Sasha Waltz – Mastery of Visualization
Sasha Waltz is a master of space and size, with many of her previous works performed in large-scale theatres, museums, outdoor and alternative spaces, and with her childhood influenced by her architect father and a gallery-owner mother.
In Matsukaze, the most notable and creative innovation is in the large-scale dark net-like installation stretching the whole proscenium in Act II ‘Salt’.
A dancer pulled the net structure out from the back of the stage to the very front, making visible the net structure as the complicated entanglement of internal emotions. The dancer then disappeared into the net. The lights dimmed. With the relighting of a dim yellow light at the top, signifying the moon, two sisters descended from above. Together with the singing and water sounds, the scene was beautifully constructed and ignited so many imaginations.
At one time, this is the dark blue sea where the sisters used to reside by, where they dived in and swam along (have they drowned themselves in desperation?); at another time, this is the psychological space of agony they were suffering from; yet still at another time, it is ‘the other world’ where the spirits entered, yet hanged in between, refusing to reach both ends.
A Valuable Experimentation
Matsukaze presents a valuable experimentation for both the Composer Hosokawa and the Choreographer Waltz, in their joint effort in transforming a historical Noh theatrical works into a Choreographic Opera.
Hosokawa once commented on Noh being old-fashioned and therefore intended to renew it into a contemporary opera, to provide new insights for the beauty of the traditional form.
He also commented that in traditional opera, the most movement singers will do is to stretch out their arms while singing; and therefore in this opera, all singers having to move with the performers, is certainly a great experimentation for the form.
Hosokawa also experimented with the composition of the music. Apart from the Japan wind bells, he tried to create all the Japanese sounds making use of only western instruments. He also especially emphasized on the silence between notes, comparing his music making with the writing of Japanese calligraphy (which he once practiced), playing with the density of the notes as one will in the strokes in calligraphy.
The work also provided a great experimentation for Waltz, in trying to relate to a form that is very distinct from her own culture. In researching for the opera, she even went all the way to Japan to understand the tradition Noh theatre form and to understand the place where the composer got the inspiration.

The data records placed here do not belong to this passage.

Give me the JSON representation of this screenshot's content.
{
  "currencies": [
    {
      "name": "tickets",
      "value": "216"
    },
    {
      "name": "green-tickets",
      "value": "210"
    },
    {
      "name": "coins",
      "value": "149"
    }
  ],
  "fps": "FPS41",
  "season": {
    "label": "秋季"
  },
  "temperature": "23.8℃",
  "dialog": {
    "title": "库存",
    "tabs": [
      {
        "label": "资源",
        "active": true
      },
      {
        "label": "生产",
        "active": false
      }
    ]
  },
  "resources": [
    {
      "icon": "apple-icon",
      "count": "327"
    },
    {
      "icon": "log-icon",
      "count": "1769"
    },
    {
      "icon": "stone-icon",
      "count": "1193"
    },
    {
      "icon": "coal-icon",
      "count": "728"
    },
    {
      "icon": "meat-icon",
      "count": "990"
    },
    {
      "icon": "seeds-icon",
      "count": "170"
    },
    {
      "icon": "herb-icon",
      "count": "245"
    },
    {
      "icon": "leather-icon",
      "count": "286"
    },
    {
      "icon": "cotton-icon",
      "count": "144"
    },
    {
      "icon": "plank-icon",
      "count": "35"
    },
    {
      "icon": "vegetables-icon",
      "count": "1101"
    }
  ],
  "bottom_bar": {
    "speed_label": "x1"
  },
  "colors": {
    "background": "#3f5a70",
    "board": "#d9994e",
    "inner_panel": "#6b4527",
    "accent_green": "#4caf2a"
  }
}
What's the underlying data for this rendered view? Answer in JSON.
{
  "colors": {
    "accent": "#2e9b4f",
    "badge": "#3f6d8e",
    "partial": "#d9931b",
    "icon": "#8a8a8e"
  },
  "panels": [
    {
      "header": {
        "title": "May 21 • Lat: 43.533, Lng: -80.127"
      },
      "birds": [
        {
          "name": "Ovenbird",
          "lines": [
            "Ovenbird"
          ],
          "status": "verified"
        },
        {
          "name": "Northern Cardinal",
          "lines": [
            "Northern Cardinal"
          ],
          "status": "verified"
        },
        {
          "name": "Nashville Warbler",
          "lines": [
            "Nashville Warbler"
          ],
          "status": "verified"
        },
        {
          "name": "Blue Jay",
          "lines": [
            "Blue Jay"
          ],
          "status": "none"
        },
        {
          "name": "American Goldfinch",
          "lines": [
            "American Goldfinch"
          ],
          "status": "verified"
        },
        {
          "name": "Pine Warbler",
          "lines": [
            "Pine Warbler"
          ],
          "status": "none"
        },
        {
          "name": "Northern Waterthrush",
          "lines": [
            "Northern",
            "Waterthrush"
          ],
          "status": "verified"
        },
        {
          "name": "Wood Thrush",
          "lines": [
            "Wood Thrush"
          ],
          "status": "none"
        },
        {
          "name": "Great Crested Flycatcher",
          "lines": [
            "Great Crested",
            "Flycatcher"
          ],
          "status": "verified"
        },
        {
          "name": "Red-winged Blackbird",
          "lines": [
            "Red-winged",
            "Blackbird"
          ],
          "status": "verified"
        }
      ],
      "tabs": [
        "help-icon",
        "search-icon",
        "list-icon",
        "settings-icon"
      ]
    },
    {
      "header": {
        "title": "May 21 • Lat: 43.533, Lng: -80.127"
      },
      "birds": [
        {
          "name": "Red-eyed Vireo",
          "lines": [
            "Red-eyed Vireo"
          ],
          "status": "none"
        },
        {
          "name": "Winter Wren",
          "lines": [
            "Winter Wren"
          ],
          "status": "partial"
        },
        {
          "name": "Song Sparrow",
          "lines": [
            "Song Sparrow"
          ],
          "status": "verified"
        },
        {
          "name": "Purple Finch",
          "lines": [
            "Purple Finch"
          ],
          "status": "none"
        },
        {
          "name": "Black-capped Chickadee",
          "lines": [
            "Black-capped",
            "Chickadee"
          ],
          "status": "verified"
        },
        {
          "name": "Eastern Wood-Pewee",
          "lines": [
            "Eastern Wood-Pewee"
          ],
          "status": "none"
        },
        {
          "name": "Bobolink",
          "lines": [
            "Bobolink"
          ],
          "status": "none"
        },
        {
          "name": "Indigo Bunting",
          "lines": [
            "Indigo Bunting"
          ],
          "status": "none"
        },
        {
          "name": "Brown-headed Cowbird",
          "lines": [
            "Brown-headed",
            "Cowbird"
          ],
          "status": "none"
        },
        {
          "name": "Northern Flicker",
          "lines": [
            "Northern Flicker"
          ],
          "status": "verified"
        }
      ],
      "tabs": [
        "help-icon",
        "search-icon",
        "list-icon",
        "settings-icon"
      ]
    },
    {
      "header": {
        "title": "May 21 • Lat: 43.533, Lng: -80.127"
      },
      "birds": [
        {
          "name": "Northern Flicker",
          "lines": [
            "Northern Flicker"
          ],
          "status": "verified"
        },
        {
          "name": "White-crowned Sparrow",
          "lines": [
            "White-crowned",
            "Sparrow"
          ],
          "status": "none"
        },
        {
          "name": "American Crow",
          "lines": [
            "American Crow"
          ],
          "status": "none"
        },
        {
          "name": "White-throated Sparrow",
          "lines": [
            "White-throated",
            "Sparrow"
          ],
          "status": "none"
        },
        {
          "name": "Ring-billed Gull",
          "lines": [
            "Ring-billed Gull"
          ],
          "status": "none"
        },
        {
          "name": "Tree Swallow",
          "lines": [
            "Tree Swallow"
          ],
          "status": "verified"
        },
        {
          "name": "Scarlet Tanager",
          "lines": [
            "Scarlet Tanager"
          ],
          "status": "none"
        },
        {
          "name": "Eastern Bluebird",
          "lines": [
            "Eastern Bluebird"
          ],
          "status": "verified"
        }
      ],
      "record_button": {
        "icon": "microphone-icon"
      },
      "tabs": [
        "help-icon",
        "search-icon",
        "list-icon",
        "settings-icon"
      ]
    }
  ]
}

Although Waltz in Sasha Waltz: A Portrait (DVD) also exclaimed that she found an opera a fixed entity, one that “there’s a plot, a specific dramatic development that is determined by the text, by the libretto”. That limited her to work in a fragmented way and deprived her liberty to rearranging different parts like in her other works. And maybe because of this fact, even when Hosokawa aimed for this work to be religious, “an opera of purification of the soul”, and with the huge effort paid by both artists, and with the extraordinary visuals, Matsukaze seems not to have elevated to the level that could touch one’s soul.